• Twist and rotate ball as far right as possible, then back left
• Perform 20 rotations

Wide Rotation

• Get in athletic stance and hold med ball with both hands with arms fully extended
• Twist and rotate ball as far right as possible, then back left
• Perform 20 rotations

Coaching Point: Comparing the wide rotations to the tight rotations, the wide rotations are more stressful and require a lot more energy, because the lever arm is longer when the ball is away from you. If you carry a box close to your body, your core doesn't have to exert as much force.
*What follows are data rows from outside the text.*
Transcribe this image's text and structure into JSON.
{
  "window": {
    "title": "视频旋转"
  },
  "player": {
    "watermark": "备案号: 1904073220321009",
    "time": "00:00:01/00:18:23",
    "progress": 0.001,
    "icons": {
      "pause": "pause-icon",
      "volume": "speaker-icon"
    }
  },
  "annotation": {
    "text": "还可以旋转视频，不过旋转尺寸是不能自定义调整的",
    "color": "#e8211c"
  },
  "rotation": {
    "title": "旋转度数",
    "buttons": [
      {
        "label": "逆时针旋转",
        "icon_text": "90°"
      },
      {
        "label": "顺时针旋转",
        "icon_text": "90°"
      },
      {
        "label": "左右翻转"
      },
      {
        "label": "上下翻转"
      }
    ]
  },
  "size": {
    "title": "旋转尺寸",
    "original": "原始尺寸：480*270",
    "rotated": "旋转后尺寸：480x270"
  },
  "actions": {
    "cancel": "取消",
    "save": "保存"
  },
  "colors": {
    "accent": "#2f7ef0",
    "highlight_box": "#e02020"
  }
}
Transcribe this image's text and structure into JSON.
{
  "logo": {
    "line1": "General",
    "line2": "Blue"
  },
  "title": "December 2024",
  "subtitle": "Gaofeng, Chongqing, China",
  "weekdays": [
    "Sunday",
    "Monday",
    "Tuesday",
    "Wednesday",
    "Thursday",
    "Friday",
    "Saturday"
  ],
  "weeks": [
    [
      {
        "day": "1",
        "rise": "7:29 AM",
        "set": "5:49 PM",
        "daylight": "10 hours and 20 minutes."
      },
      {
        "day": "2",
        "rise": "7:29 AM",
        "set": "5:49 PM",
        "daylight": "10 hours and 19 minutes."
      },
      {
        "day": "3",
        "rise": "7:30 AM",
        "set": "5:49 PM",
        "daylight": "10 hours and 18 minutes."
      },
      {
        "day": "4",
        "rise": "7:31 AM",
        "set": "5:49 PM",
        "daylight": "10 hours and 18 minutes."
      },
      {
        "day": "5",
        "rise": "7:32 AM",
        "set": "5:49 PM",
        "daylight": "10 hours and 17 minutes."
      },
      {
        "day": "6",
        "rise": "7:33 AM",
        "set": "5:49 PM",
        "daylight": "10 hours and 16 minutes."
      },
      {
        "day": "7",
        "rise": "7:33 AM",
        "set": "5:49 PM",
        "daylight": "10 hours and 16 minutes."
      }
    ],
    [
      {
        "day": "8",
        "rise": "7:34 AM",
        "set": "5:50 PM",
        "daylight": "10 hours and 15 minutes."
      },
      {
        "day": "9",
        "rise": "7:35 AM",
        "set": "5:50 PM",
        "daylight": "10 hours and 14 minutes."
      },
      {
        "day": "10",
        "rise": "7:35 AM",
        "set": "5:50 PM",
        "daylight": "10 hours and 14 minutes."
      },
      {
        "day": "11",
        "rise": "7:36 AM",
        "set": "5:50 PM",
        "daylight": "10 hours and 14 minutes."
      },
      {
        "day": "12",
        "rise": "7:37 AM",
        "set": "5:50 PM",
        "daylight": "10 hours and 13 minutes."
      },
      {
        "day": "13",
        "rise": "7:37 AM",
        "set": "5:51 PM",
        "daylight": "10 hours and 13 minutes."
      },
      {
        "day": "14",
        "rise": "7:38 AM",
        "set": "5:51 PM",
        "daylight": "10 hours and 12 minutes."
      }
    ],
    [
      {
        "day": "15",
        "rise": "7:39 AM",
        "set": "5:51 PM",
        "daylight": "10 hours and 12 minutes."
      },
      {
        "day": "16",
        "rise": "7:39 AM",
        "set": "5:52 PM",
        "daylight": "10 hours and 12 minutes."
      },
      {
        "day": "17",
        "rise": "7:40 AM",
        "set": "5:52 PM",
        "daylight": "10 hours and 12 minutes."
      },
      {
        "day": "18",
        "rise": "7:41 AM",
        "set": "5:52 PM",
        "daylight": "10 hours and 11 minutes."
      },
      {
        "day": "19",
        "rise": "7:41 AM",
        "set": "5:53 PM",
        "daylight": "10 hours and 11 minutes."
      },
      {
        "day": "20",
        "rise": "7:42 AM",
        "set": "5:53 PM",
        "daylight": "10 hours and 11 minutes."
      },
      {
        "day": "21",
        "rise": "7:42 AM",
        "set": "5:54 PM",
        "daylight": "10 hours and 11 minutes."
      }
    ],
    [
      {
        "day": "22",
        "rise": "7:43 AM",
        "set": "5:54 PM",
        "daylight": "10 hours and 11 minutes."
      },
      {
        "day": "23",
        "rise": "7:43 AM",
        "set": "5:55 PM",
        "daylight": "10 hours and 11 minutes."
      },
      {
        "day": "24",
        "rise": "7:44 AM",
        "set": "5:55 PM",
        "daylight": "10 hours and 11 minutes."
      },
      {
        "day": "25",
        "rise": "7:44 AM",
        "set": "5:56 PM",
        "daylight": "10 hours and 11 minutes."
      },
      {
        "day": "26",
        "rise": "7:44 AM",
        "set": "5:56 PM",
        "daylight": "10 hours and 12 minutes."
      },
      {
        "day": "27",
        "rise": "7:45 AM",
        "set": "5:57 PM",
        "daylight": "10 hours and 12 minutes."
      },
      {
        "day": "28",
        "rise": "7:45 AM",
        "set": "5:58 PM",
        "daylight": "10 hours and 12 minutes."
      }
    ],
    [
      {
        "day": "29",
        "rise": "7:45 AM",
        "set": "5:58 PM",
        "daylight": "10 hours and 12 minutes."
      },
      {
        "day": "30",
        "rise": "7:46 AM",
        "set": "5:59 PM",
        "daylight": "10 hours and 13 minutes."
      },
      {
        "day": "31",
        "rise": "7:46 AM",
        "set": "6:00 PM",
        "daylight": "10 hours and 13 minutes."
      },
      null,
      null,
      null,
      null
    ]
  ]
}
But if you hold it with your arms straight out, there's more energy recruitment from your trunk muscles.

Circle

• Get in athletic stance and hold med ball with both hands
• With straight arms, move ball in large circle in front of body
• Circle ball 10 times clockwise
• Circle ball 10 times counterclockwise

Coaching Point: Only perform 10 reps, because it's a weird motion that puts stress on the spine.

Overtop

• Get in athletic stance and hold med ball with both hands to one side
• Bring ball overhead keeping arms straight
• Bring ball to opposite side, then bring back overhead
• Perform 20 reps

Bouncing Rotation

• Get in athletic stance and hold med ball with both hands close to body
• Rotate as far right as possible
• Bounce ball off ground behind right leg and catch off bounce
• Rotate as far left as possible and repeat bounce and catch behind left leg
• Perform 10 reps

Coaching Point: This exercise continues the rotational theme, but the bouncing makes you concentrate more and adds hand eye coordination to the drill.

X

• Get in athletic stance and hold med ball with both hands overhead and slightly to right
• Pull ball down to left of left knee as you perform slight squat
• Stand up, bring ball overhead and slightly to left
• Bring ball down to the right of right knee as you perform slight squat
• Perform 20 reps

Figure 8

• Get in athletic stance and hold med ball with both hands overhead and slightly to right
• Bring ball down to left of left knee as you perform slight squat
• Bring ball across legs to right of right knee
• Stand up, bring ball up and across body to left of overhead
• Bring ball back to starting position
• Perform 20 reps

Coaching Point: The X and Figure 8 drills have the same benefit. When you take an object away from the body, you create stress on the spine at different angles. This works the back and trunk muscles a little harder through different planes of movement.


Photo Credit: Getty Images // Thinkstock

Topics: STRENGTH TRAINING | BASEBALL | CORE | COACH | POWER | EXERCISE | TRAIN | MED BALL | DRILL | STANCE | STRESS